Another woman who seems to be falling at the seams is the one — or many — that Rachel Weisz portrays in Joshua Marston’s Complete Unknown. It’s a fitting title. Weisz plays Alice, a woman who it seems, may have been familiar with the works of Anais Nin — most notably, Spy in the House of Love. When she appears in the home of her former flame Tom ( Michael Shannon) who’s celebrating his birthday party, we wonder what her intentions may be. Snippets of conversation indicate they were an intense item at one point 15 years ago when she suddenly disappeared leaving no trace. Now she’s returned, a glamorous older woman with the gift of witty stories that completely win over everyone . . . but Tom. Tom is no fool; he instantly recognizes her and sees through her veneer.

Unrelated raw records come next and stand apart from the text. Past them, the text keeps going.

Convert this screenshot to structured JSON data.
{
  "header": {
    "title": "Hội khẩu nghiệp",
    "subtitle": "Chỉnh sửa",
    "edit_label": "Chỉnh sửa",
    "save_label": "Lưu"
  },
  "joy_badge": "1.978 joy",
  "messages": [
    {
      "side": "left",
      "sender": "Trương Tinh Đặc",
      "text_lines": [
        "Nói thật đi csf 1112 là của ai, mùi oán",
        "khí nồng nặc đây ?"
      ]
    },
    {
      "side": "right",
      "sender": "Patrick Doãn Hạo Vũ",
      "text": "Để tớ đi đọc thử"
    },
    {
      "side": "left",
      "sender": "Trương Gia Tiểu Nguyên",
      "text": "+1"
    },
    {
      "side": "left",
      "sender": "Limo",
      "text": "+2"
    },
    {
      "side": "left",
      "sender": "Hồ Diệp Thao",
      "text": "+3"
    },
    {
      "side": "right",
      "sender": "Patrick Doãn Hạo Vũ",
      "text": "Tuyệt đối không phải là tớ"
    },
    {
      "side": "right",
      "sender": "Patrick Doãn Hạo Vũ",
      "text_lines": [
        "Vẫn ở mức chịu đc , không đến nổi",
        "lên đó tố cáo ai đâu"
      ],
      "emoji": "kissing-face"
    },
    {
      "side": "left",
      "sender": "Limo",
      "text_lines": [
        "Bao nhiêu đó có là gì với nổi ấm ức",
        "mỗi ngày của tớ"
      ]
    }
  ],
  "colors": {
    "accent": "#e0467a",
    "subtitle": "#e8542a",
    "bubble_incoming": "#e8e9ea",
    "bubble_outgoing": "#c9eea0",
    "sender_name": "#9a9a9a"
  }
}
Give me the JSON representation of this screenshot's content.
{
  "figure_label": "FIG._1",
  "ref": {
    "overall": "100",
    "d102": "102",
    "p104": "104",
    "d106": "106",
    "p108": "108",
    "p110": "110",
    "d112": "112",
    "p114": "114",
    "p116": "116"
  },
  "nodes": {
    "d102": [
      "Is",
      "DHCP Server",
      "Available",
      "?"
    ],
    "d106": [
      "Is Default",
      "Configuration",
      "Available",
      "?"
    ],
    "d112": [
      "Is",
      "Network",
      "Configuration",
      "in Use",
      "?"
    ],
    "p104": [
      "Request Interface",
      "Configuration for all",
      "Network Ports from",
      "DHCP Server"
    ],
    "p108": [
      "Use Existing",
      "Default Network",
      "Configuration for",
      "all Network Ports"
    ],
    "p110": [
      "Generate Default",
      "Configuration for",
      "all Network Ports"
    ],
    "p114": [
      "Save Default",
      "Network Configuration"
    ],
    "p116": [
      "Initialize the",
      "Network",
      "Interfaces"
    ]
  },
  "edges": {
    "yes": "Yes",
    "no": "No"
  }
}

Later as they leave the premises with a couple of friends to continue to celebrate, Alice makes a crucial mistake in one of her many stories. This leaves Alice with no other choice but to give up the mask she’s been hiding in, and as she and Tom are left alone in the city, they initiate an epilogue of a relationship where the question of Alice’s behavior isn’t so much that she does what she does — change identities as often as she can and essentially move across the world in a constant state of a chameleon — but the why. This doesn’t come so much as clear, but it seems that Marston’s interest lies less in explaining a mystery inasmuch as showing it. Complete Unknown is bittersweet — both Weisz and Shannon fully make you believe they once had a Great Passion — but it’s too short of a psychodrama to even grant closure to something that wasn’t even reciprocal to begin with because the female half was absorbed in her own selfishness and the glamour of her wispy persona.